external_id
external id of this DOCTYPE. Default is
'"-//W3C//DTD XHTML 1.0 Strict//EN"\n' \
                 '\t"http://www.w3.org/TR/xhtml1/DTD/xhtml1-strict.dtd"'

which matches the XHTML standard.

Note: the external id may be overridden with any of the constants defined by the Html class as described earlier.

Html.xmldecl

Html.xmldecl builds a standard XML declaration which should be the first line in an HTML document according to the standard. It takes three parameters:

version
version number. Defaults to "1.0"
encoding
encoding method. Detauls to "UTF-8"
standalone
characterization of this declaration.

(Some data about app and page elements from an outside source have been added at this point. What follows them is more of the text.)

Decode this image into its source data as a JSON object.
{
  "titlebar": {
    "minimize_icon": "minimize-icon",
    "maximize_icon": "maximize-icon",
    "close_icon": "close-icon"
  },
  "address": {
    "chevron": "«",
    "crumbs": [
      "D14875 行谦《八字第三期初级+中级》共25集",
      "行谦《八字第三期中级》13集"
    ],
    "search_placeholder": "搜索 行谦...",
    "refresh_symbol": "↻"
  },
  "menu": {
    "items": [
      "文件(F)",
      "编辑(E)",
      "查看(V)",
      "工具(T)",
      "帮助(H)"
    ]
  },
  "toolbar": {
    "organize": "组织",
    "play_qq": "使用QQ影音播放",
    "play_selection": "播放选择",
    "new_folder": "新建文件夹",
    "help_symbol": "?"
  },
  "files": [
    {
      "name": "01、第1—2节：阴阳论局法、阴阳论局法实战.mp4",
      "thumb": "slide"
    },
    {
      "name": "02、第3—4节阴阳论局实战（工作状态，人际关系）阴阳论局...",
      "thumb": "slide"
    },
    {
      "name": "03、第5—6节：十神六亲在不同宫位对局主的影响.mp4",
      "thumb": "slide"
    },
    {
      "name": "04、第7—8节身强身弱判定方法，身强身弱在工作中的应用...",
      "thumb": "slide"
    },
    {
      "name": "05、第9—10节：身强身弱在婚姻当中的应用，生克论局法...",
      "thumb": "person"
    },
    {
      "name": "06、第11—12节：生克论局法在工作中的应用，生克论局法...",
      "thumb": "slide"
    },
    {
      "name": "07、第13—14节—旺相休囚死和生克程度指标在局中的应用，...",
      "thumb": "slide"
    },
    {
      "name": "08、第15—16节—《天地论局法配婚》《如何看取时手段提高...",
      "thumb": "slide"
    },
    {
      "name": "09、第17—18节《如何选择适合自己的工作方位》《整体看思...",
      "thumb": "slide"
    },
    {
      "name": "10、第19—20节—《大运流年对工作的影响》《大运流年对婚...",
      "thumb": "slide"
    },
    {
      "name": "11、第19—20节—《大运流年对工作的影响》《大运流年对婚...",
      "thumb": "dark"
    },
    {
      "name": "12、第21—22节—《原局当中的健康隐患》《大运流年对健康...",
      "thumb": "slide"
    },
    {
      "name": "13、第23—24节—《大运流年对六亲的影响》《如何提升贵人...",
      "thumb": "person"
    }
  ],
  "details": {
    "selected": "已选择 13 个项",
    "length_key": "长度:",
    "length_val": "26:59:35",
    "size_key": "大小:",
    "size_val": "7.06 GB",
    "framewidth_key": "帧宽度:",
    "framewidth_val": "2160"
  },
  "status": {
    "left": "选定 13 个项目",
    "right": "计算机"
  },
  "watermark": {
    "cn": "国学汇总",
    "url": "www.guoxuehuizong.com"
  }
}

Defaults to "no"

Html.page

Html.page is useful when starting a new page object. It uses the previously-defined static methods and builds three Html objects representing the whole document (that is, the entire page), the <head> section and the <body> section. Html.page takes three parameters:

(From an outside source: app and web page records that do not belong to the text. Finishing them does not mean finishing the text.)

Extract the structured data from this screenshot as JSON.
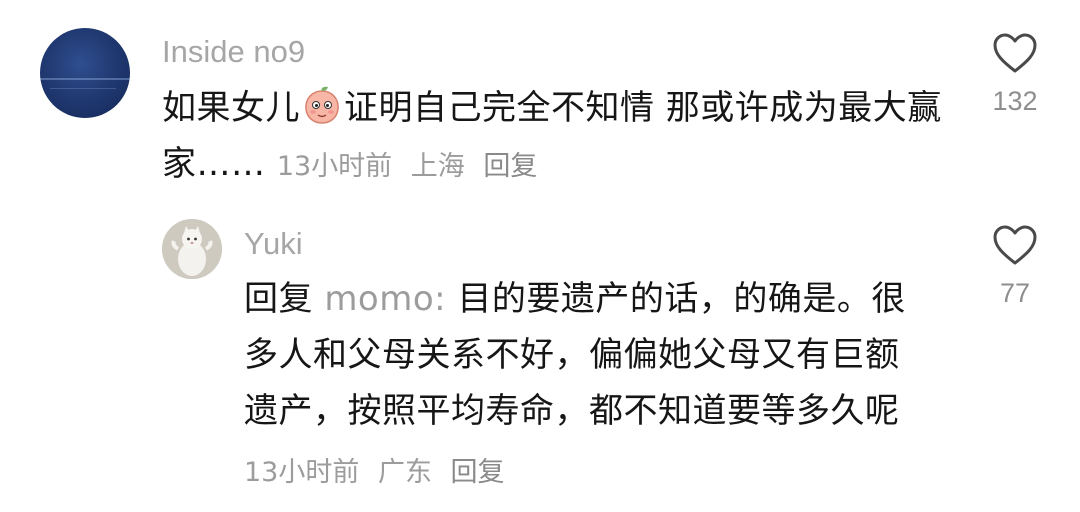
{
  "comment": {
    "username": "Inside no9",
    "text_before_emoji": "如果女儿",
    "emoji": "peach-face-emoji",
    "text_after_emoji": "证明自己完全不知情 那或许成为最大赢家……",
    "time": "13小时前",
    "location": "上海",
    "reply_label": "回复",
    "likes": "132"
  },
  "reply": {
    "username": "Yuki",
    "reply_prefix": "回复",
    "mention": "momo:",
    "text": "目的要遗产的话，的确是。很多人和父母关系不好，偏偏她父母又有巨额遗产，按照平均寿命，都不知道要等多久呢",
    "time": "13小时前",
    "location": "广东",
    "reply_label": "回复",
    "likes": "77"
  },
  "icons": {
    "like": "heart-outline-icon"
  },
  "colors": {
    "text": "#161616",
    "muted": "#a6a6a6",
    "icon": "#444444"
  }
}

title
Specifies the title that is to appear in the browser titlebar. It is inserted inside the tags <head><title>...</title></head>. Default is "Title".
encoding
Specifies the encoding to be used in the page. Default is "utf-8".
lang
Specifies a language code for the content of the page. Default is "en".

Html.page returns three object references:

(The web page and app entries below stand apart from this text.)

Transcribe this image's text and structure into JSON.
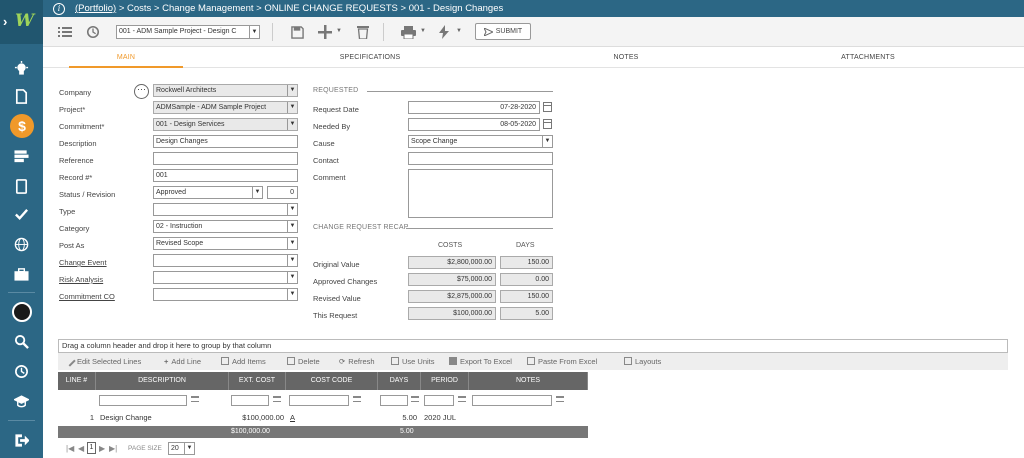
{
  "sidebar": {
    "logo_icon": "chevron-logo",
    "items": [
      {
        "name": "lightbulb-icon"
      },
      {
        "name": "document-icon"
      },
      {
        "name": "dollar-icon",
        "active": true,
        "glyph": "$"
      },
      {
        "name": "list-icon"
      },
      {
        "name": "tablet-icon"
      },
      {
        "name": "check-icon"
      },
      {
        "name": "globe-icon"
      },
      {
        "name": "briefcase-icon"
      },
      {
        "name": "avatar-icon"
      },
      {
        "name": "search-icon"
      },
      {
        "name": "history-icon"
      },
      {
        "name": "graduation-icon"
      },
      {
        "name": "logout-icon"
      }
    ],
    "colors": {
      "bg": "#2c6785",
      "accent": "#f0992a"
    }
  },
  "titlebar": {
    "info_glyph": "i",
    "portfolio": "(Portfolio)",
    "rest": " > Costs > Change Management > ONLINE CHANGE REQUESTS > 001 - Design Changes"
  },
  "toolbar": {
    "record_select": "001 - ADM Sample Project - Design C",
    "submit_label": "SUBMIT"
  },
  "tabs": [
    "MAIN",
    "SPECIFICATIONS",
    "NOTES",
    "ATTACHMENTS"
  ],
  "form": {
    "company": {
      "label": "Company",
      "value": "Rockwell Architects"
    },
    "project": {
      "label": "Project*",
      "value": "ADMSample - ADM Sample Project"
    },
    "commitment": {
      "label": "Commitment*",
      "value": "001 - Design Services"
    },
    "description": {
      "label": "Description",
      "value": "Design Changes"
    },
    "reference": {
      "label": "Reference",
      "value": ""
    },
    "record": {
      "label": "Record #*",
      "value": "001"
    },
    "status": {
      "label": "Status / Revision",
      "value": "Approved",
      "revision": "0"
    },
    "type": {
      "label": "Type",
      "value": ""
    },
    "category": {
      "label": "Category",
      "value": "02 - Instruction"
    },
    "post_as": {
      "label": "Post As",
      "value": "Revised Scope"
    },
    "change_event": {
      "label": "Change Event",
      "value": ""
    },
    "risk_analysis": {
      "label": "Risk Analysis",
      "value": ""
    },
    "commitment_co": {
      "label": "Commitment CO",
      "value": ""
    }
  },
  "requested": {
    "section": "REQUESTED",
    "request_date": {
      "label": "Request Date",
      "value": "07-28-2020"
    },
    "needed_by": {
      "label": "Needed By",
      "value": "08-05-2020"
    },
    "cause": {
      "label": "Cause",
      "value": "Scope Change"
    },
    "contact": {
      "label": "Contact",
      "value": ""
    },
    "comment": {
      "label": "Comment",
      "value": ""
    }
  },
  "recap": {
    "section": "CHANGE REQUEST RECAP",
    "col_costs": "COSTS",
    "col_days": "DAYS",
    "rows": [
      {
        "label": "Original Value",
        "cost": "$2,800,000.00",
        "days": "150.00"
      },
      {
        "label": "Approved Changes",
        "cost": "$75,000.00",
        "days": "0.00"
      },
      {
        "label": "Revised Value",
        "cost": "$2,875,000.00",
        "days": "150.00"
      },
      {
        "label": "This Request",
        "cost": "$100,000.00",
        "days": "5.00"
      }
    ]
  },
  "grid": {
    "group_hint": "Drag a column header and drop it here to group by that column",
    "tools": [
      "Edit Selected Lines",
      "Add Line",
      "Add Items",
      "Delete",
      "Refresh",
      "Use Units",
      "Export To Excel",
      "Paste From Excel",
      "Layouts"
    ],
    "columns": [
      "LINE #",
      "DESCRIPTION",
      "EXT. COST",
      "COST CODE",
      "DAYS",
      "PERIOD",
      "NOTES"
    ],
    "rows": [
      {
        "line": "1",
        "description": "Design Change",
        "ext_cost": "$100,000.00",
        "cost_code": "A",
        "days": "5.00",
        "period": "2020 JUL",
        "notes": ""
      }
    ],
    "totals": {
      "ext_cost": "$100,000.00",
      "days": "5.00"
    },
    "pager": {
      "page": "1",
      "page_size_label": "PAGE SIZE",
      "page_size": "20"
    }
  }
}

page
reference to page object, which contains head and body objects
head
reference to head object
body
reference to body object

Properties

The Html class exposes three properties which correspond to the three sections of a standard HTML tagset and can be used to manipulate them:

tag
returns a reference to the tag defined for this object
attr
returns a reference to the attributes inside the opening tag, if any.
inside
returns a reference to the contents of the tagset as a list -- that is, whatever exists between the opening and closing tags.

Examples

  • Retrieve the tag name of an Html object:
>>> html = Html('html')
>>> html
['<html>', '</html>']
>>> html.tag
'html'
>>> 
  • Change the tag name:
>>> html.tag = 'tail'
>>> html
['<tail>', '</tail>']
>>> 
  • Retrieve the tag attributes:
>>> a = Html('a', href='http://cnn.org')
>>> a
['<a href="http://cnn.org">', '</a>']
>>> a.attr
'href="http://cnn.org"'
>>>
  • Change the tag attributes:
>>> a.attr
'href="http://gramps-project.org"'
>>>
  • Extend the tag attributes:
>>> a.attr += ' id="myhref"'
>>> a.attr
'href="http://gramps-project.org" id="myhref"'
>>>
  • Delete the tag attributes:
>>> del a.attr
>>> a.attr

>>>
  • Retrieve whatever is inside a tag:
>>> p = Html('p','This is a paragraph')
>>> p.inside
['This is a paragraph']
>>> 
  • Change whatever is inside a tag:
>>> p.inside = "This is a better paragraph"
>>> p.inside
['This is a better paragraph']
>>> 
  • Extend whatever is inside a tag:
>>> p.inside += ["THIS IS THE BEST PARAGRAPH!"]
>>> p.inside
['This is a better paragraph', 'THIS IS THE BEST PARAGRAPH!']
>>> 
  • Delete whatever is inside a tag:
>>> del p.inside
>>> p.inside
[]
>>> p